When “cross-selling” is successful, this success typically happens at the enterprise level in a board room in the C-Suite where a more sophisticated solution involving all business lines is sold by senior sales leaders.
There are two big challenges we face when trying to cross-sell staffing services at the ground level:
Hiring Managers live in silos
If sales are getting stuck because marketing efforts aren’t attracting the correct buyers or salespeople are pursuing the wrong buyers, those have little to do with cross-selling.
The person who buys IT staffing isn’t the same person who buys Finance & Accounting. And it’s quite possible that neither knows – or cares – about the other’s condition enough to help you. This is why you get a mostly blank stare and an oh-so-slight nod of the head when you enthusiastically mention “we also do (fill in the blank) staffing!”
You can overcome this hurdle by making sure your people are engaged with potential buyers who can actually say “yes” to what you are selling.
Your sales team is terrified of selling something they don’t understand
When I worked with partners at PricewaterhouseCoopers (PwC), one of the “big four” consulting firms, our objective was to expand opportunities beyond the classic audit. It turns out the firm has more value to offer than the assurance of financials. Much more. But to effectively sell those high-value services, these partners needed an understanding of the myriad of drivers of need that would indicate appropriateness.
Maybe an acquisition strategy would support a valuation project. Perhaps a conversion to a new ERP system would require technology strategy. But recognizing those circumstances and being able to identify issues on the horizon in which a CFO may have not yet taken action, is valuable. And, it provides the context for discussions about a new service.
A hallmark of the overused, but still accurate and effective term of “consultative selling,” is unearthing specific customer needs that can be addressed by what you have to offer. However, if your sellers are not intimately familiar with the issues or problems a new service helps clients address, it’s a tough road. It won’t be enough to just tell the customer how good a new product or service is (aka talking brochure style).
Again, that’s not isolated to cross-selling.
Knowing how your product or service addresses customer needs is what effective sellers do every day
Product training and education must support this. Even very effective solution-oriented professionals will revert to a pitching approach if education only addresses what is new. Sellers also need to understand the context of how the new thing benefits buyers.
Further, if there are multiple subject matter experts who get involved in complex sales (e.g. trust experts in banking or technology specialists in IT sales), I can make a strong argument that product or service knowledge may not matter much at all to salespeople. Because if sellers understand who their buyer is, and have a depth of knowledge about the issues that they are most keen to address, then getting specs on a product or details of a process is easy.

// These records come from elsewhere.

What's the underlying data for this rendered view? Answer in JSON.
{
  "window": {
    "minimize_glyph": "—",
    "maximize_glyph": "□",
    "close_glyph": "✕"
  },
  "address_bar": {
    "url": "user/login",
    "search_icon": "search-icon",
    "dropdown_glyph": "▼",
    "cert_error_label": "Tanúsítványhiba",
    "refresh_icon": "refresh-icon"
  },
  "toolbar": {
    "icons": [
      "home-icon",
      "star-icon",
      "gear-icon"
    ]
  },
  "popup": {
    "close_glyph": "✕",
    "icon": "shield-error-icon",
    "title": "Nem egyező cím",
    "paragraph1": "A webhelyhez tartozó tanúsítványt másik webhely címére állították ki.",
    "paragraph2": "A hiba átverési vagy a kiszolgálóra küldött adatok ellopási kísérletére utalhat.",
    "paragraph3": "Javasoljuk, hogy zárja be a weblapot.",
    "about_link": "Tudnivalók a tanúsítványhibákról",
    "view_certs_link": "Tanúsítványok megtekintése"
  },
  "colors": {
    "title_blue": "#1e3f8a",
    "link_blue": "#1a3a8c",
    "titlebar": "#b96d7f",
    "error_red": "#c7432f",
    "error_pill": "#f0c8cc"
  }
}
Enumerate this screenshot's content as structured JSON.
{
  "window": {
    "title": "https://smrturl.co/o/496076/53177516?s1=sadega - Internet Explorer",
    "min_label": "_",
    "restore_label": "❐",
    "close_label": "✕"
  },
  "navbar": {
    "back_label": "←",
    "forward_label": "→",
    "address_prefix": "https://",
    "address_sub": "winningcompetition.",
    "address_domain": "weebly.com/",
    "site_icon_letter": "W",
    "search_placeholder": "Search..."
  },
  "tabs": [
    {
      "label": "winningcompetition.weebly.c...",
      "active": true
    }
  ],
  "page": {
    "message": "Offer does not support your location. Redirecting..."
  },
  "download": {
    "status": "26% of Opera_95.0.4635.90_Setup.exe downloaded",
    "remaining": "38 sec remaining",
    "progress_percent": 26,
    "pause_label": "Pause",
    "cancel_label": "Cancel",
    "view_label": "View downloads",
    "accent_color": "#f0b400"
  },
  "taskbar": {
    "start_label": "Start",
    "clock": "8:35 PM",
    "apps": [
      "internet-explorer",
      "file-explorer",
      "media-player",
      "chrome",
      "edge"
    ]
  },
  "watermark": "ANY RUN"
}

But again, that isn’t just true of solving cross-selling issues because those things are at the heart of most successful sales, period.
Don’t allow your selling issues to masquerade a cross-selling issue. Recognize it for what it is, and address it head on!